Middle East and Red Sea loadings for both crude and fuel oil.
Aframax average spot freight rates increased by 7% in July from the previous month.
This increase has been registered on all reported routes except for the Caribbean-to-
US route. Compared with a month earlier, Aframax spot freight rates on the
Mediterranean-to-Mediterranean and Mediterranean-to-Northwest Europe routes
increased by 11% and 7% to average 82 WS and 75 WS points, respectively. This
increase came mainly as a result of steady activity of consecutive loading dates
coupled with tight vessel availability due to delays seen in the ports of Ceyhan and
Trieste which tied up tankers and reduced the amount of available vessels. This created
the need for prompt replacements thus increasing the freight rates in that area.
Spot trading of Aframax rates on the Indonesia-to-East route increased by 15% in July
from the month before. However, rates are still down by 3% from the same month a
year ago. On the other hand, rates between the Caribbean and the US East Coast
dropped by 4% in July marking the only negative performance amid the other reported
routes. This occurred despite the fact that the Aframax market in the Caribbean was
active and often balanced during the month and freight rates increased on several
occasions, although the pre-holiday rush of activity, which the owners had hoped for,
did not materialize. Caribbean rates dropped significantly by the end of the month due
to slow activity and limited requirements to average 90 WS points.
Clean tanker market sentiment was mixed in July, with clean spot freight rates
showing a diverging pattern. On average, rates increased by 7% West of Suez and
dropped by 13% in the East.
East of Suez, spot freight rates on reported routes Middle East-to-East and Singaporeto-

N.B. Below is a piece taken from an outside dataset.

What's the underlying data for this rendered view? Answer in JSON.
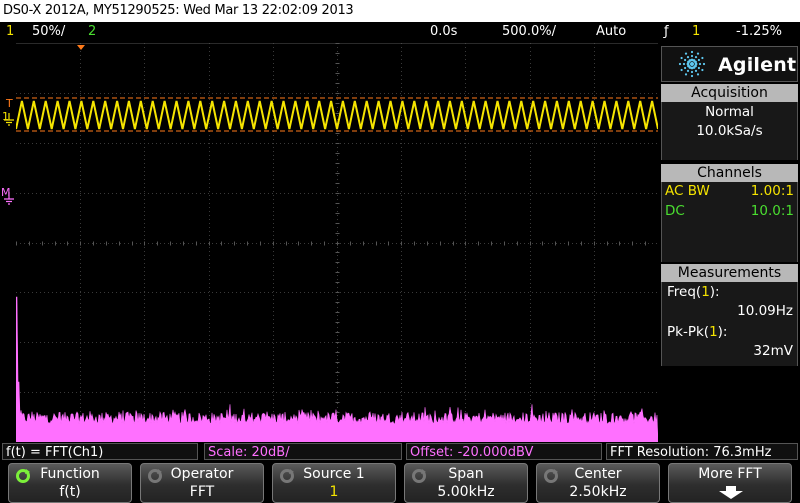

East both dropped significantly by 16% and 10%, respectively, from last month. They
averaged 80 WS points and 109 WS points respectively. This decline came on the back

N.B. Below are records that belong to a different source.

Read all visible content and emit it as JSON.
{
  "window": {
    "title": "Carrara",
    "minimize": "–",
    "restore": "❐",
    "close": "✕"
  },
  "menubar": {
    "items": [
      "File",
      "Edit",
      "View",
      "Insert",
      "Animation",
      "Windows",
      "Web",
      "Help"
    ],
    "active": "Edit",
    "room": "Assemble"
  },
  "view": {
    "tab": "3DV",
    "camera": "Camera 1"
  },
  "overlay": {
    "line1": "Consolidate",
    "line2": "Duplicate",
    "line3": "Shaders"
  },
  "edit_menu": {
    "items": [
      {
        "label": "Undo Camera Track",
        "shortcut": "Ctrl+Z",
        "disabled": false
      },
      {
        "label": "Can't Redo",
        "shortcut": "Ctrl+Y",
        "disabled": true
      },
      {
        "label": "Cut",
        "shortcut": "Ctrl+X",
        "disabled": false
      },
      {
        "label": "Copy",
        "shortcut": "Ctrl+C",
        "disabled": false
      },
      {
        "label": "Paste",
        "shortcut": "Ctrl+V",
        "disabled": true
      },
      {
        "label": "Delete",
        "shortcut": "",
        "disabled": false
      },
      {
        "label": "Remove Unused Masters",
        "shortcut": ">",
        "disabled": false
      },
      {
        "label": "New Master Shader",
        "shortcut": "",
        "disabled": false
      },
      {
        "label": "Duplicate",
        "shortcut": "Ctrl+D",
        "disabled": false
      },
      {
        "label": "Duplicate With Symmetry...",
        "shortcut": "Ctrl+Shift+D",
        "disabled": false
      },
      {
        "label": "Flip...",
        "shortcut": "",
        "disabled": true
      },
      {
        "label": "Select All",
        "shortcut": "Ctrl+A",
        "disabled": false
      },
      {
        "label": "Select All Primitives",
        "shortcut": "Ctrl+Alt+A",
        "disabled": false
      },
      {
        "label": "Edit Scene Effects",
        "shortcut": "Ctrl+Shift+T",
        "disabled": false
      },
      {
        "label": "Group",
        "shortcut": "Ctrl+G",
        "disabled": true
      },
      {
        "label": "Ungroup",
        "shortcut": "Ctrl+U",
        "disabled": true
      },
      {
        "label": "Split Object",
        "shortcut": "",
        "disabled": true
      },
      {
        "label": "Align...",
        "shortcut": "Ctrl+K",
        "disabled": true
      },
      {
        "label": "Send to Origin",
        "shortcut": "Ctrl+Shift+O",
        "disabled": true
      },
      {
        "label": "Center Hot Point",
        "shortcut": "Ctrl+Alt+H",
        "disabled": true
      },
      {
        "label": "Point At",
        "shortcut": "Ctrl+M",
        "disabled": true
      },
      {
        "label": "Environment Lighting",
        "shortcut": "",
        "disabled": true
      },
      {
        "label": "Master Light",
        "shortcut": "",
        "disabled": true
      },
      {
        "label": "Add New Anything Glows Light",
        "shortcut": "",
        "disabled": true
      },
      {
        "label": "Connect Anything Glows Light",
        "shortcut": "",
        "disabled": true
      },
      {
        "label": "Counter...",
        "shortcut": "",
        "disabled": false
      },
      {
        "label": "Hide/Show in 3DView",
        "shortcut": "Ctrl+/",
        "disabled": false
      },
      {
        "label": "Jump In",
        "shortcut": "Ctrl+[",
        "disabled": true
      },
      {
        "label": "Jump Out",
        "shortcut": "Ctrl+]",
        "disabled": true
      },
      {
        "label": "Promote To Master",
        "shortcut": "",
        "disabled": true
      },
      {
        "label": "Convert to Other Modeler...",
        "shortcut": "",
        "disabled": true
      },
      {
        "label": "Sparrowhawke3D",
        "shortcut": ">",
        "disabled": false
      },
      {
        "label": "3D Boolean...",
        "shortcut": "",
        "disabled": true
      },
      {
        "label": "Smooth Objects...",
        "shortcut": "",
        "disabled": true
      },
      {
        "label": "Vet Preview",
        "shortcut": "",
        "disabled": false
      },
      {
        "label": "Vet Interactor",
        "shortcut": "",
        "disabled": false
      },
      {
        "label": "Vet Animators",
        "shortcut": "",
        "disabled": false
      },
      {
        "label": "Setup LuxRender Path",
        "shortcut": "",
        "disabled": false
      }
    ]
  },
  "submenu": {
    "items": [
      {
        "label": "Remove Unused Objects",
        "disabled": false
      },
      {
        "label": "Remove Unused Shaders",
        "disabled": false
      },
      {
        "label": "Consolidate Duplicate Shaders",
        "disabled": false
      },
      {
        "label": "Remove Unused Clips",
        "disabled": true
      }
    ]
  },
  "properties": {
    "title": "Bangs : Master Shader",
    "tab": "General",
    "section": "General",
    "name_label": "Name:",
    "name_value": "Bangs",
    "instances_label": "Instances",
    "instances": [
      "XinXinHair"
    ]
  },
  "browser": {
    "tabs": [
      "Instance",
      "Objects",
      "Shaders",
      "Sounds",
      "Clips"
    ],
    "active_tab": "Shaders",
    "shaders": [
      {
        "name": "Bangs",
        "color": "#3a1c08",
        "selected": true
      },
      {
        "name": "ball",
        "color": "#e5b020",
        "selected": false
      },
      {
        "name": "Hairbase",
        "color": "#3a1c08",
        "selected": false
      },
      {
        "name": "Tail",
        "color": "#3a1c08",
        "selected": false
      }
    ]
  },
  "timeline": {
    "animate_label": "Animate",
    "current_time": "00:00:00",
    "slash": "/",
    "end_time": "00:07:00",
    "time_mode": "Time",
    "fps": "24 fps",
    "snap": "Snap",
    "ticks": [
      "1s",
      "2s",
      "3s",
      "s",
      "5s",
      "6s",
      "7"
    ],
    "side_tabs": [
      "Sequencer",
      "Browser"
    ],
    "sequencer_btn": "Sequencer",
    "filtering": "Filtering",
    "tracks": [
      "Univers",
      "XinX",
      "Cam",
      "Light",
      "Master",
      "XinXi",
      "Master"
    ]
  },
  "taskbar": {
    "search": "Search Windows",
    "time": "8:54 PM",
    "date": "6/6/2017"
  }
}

of limited activity in the Middle East versus accumulating tanker availability. The same
scenario applies to the East, where the limited cargo requirement had led to low freight
rates which were barely covering operational costs. Compared with a year earlier, rates
from the Middle East-to-East and Singapore-to-East declined by 36% and 12%,
respectively, in July.
In contrast, West of Suez spot freight rates reported gains on all routes. Rates for
tankers operating on the Northwest Europe-to-US route experienced the largest rate
gain as they increased by 10% over the previous month, to settle at 129 WS points.
Both Mediterranean-to-Mediterranean and Mediterranean-to-Northwest Europe rates
also increased by 6% to average at 136 WS and 147 WS points from last month.
Few tonnage replacements and gasoline arbitrage activity both contributed to these rate
increases during the month.